It was work,—patient, steady work. Oftentimes it was in, the face of failures, through disappointments, the hatred of rivals, and men's caprice. 

But he can never be forgotten so long as any of his grand and beautiful works remain. 

Another incident shows how faithfully he labored to produce naturalness in his subjects. Becoming acquainted with Lorenzo Dei Medici, then at the head of the government in Florence, he was soon granted free admittance to the gardens of S. Marco, where the works of sculpture, cartoons, and pictures, were exposed. Several young people were here under old Bertoldi, the Sculptor. 

Michael Angelo now threw aside his paint brush and palette for the chisel, thereby increasing a thousand-fold his poor father's dismay, who thought it quite bad enough for his son to be a painter, but that he should become a "stone-mason" was a height of misery scarcely to be endured! One day the young man copied the mask of a faun, but he opened its mouth so that the teeth were seen. Lorenzo, looking at it, said, "Your faun is old, yet you have been good enough to leave him his teeth." 

The next time Lorenzo visited the gardens, he looked at the faun. One tooth was out, yet so naturally, as if it had tumbled out from an extremely aged mouth, that the noble visitor was enchanted at the success of the marble figure. 

Michael Angelo was often sorrowful and alone. 

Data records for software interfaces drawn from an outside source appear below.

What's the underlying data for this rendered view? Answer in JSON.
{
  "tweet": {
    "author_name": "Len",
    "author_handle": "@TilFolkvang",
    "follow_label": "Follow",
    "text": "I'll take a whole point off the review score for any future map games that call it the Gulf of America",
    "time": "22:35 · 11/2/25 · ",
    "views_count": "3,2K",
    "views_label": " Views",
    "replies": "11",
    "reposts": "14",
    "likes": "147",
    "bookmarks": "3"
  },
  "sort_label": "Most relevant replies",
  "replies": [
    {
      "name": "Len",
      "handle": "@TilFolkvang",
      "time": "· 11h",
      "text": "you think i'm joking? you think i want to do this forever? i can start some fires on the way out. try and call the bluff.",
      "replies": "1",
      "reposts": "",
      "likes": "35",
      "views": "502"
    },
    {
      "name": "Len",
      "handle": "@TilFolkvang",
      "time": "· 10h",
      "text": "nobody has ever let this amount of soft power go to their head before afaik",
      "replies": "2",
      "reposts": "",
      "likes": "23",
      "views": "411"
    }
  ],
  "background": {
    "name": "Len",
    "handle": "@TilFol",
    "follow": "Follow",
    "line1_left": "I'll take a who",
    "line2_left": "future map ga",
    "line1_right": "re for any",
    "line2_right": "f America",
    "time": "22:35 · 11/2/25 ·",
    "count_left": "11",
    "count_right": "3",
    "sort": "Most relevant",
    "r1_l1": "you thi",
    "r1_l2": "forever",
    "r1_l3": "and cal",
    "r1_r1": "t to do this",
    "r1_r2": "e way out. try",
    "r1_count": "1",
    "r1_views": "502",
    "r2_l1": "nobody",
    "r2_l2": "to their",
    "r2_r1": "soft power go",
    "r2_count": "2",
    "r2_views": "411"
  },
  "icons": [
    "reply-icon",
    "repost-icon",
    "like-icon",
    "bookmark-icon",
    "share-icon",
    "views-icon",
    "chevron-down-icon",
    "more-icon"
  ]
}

Living to such a great age, he saw many of his chosen friends and congenial companions die; yet he was ever strong in trust and obedience toward God: Michael Angelo- The name is a light through all the ages, to any who, toiling with the head, the hands, or the heart, desire to enroll in the band of noble workers. Remember his words, 

"Genius is eternal patience."

Margaret Sidney.